Vierordt's law

From Wikipedia, the free encyclopedia
Jump to: navigation, search

Karl von Vierordt (1868) was the first to record a law of time perception which relates perceived duration to actual duration over different interval magnitudes, and according to task complexity.

Vierordt's law is "a robust phenomenon in time estimation research that has been observed with different time estimation methods".[1] It states that, retrospectively, "short" intervals of time tend to be overestimated, and "long" intervals of time tend to be underestimated. The other major paradigm of time estimation methodology measures time prospectively.

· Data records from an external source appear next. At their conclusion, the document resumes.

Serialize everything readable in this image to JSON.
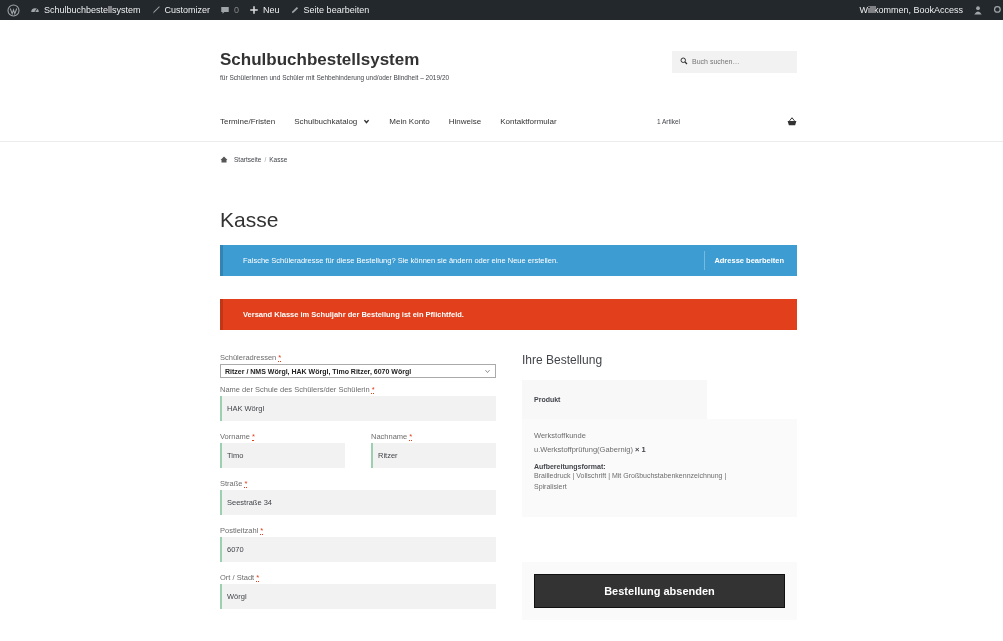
{
  "admin_bar": {
    "items": [
      {
        "kind": "logo"
      },
      {
        "kind": "site",
        "label": "Schulbuchbestellsystem"
      },
      {
        "kind": "brush",
        "label": "Customizer"
      },
      {
        "kind": "comments",
        "label": "0"
      },
      {
        "kind": "new",
        "label": "Neu"
      },
      {
        "kind": "edit",
        "label": "Seite bearbeiten"
      }
    ],
    "greeting": "Willkommen, BookAccess"
  },
  "site": {
    "title": "Schulbuchbestellsystem",
    "tagline": "für SchülerInnen und Schüler mit Sehbehinderung und/oder Blindheit – 2019/20"
  },
  "search": {
    "placeholder": "Buch suchen…"
  },
  "nav": [
    {
      "label": "Termine/Fristen",
      "has_submenu": false
    },
    {
      "label": "Schulbuchkatalog",
      "has_submenu": true
    },
    {
      "label": "Mein Konto",
      "has_submenu": false
    },
    {
      "label": "Hinweise",
      "has_submenu": false
    },
    {
      "label": "Kontaktformular",
      "has_submenu": false
    }
  ],
  "cart": {
    "count": "1 Artikel"
  },
  "breadcrumb": [
    "Startseite",
    "Kasse"
  ],
  "breadcrumb_separator": "/",
  "page_title": "Kasse",
  "notices": [
    {
      "kind": "info",
      "text": "Falsche Schüleradresse für diese Bestellung? Sie können sie ändern oder eine Neue erstellen.",
      "action": "Adresse bearbeiten"
    },
    {
      "kind": "error",
      "text": "Versand Klasse im Schuljahr der Bestellung ist ein Pflichtfeld."
    }
  ],
  "form": {
    "fields": [
      {
        "kind": "select",
        "label": "Schüleradressen",
        "marker": "*",
        "value": "Ritzer / NMS Wörgl, HAK Wörgl, Timo Ritzer, 6070 Wörgl",
        "half": false
      },
      {
        "kind": "text",
        "label": "Name der Schule des Schülers/der Schülerin",
        "marker": "*",
        "value": "HAK Wörgl",
        "half": false
      },
      {
        "kind": "text",
        "label": "Vorname",
        "marker": "*",
        "value": "Timo",
        "half": true
      },
      {
        "kind": "text",
        "label": "Nachname",
        "marker": "*",
        "value": "Ritzer",
        "half": true
      },
      {
        "kind": "text",
        "label": "Straße",
        "marker": "*",
        "value": "Seestraße 34",
        "half": false
      },
      {
        "kind": "text",
        "label": "Postleitzahl",
        "marker": "*",
        "value": "6070",
        "half": false
      },
      {
        "kind": "text",
        "label": "Ort / Stadt",
        "marker": "*",
        "value": "Wörgl",
        "half": false
      }
    ]
  },
  "order": {
    "title": "Ihre Bestellung",
    "column": "Produkt",
    "item": {
      "name": "Werkstoffkunde u.Werkstoffprüfung(Gabernig)",
      "quantity": "× 1",
      "meta_label": "Aufbereitungsformat:",
      "meta_value": "Brailledruck | Vollschrift | Mit Großbuchstabenkennzeichnung | Spiralisiert"
    },
    "submit": "Bestellung absenden"
  }
}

The cut-off point between what is considered "short" and "long" - and therefore between overestimation and underestimation - is between 2 and 10 minutes depending on the task e.g. Yarmey.A.D. (2000). The percentage of underestimation grows as task duration increases.

References[edit]

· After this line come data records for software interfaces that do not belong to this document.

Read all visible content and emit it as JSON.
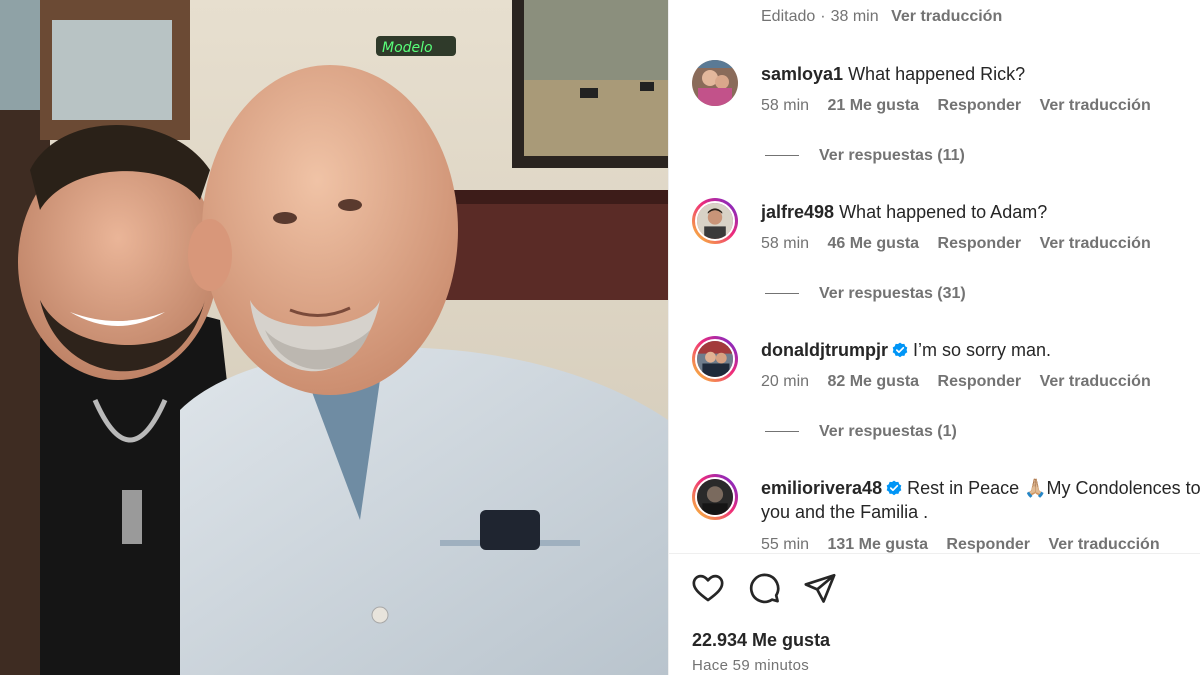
{
  "post": {
    "caption_meta": {
      "edited": "Editado",
      "time": "38 min",
      "translate": "Ver traducción"
    },
    "likes_label": "22.934 Me gusta",
    "time_ago": "Hace 59 minutos"
  },
  "comments": [
    {
      "username": "samloya1",
      "verified": false,
      "text": "What happened Rick?",
      "time": "58 min",
      "likes": "21 Me gusta",
      "reply": "Responder",
      "translate": "Ver traducción",
      "replies": "Ver respuestas (11)"
    },
    {
      "username": "jalfre498",
      "verified": false,
      "text": "What happened to Adam?",
      "time": "58 min",
      "likes": "46 Me gusta",
      "reply": "Responder",
      "translate": "Ver traducción",
      "replies": "Ver respuestas (31)"
    },
    {
      "username": "donaldjtrumpjr",
      "verified": true,
      "text": "I’m so sorry man.",
      "time": "20 min",
      "likes": "82 Me gusta",
      "reply": "Responder",
      "translate": "Ver traducción",
      "replies": "Ver respuestas (1)"
    },
    {
      "username": "emiliorivera48",
      "verified": true,
      "text": "Rest in Peace 🙏🏼My Condolences to you and the Familia .",
      "time": "55 min",
      "likes": "131 Me gusta",
      "reply": "Responder",
      "translate": "Ver traducción"
    }
  ],
  "actions": {
    "like": "heart-icon",
    "comment": "comment-icon",
    "share": "share-icon"
  },
  "colors": {
    "verified": "#0095f6",
    "story_ring": "#ee2a7b",
    "muted": "#737373"
  }
}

  1. ^ Fortin, C. and Rousseau, R. (1998) Interference from short-term memory processing on encoding and reproducing brief durations. Psychological Research 61, pp. 269-276.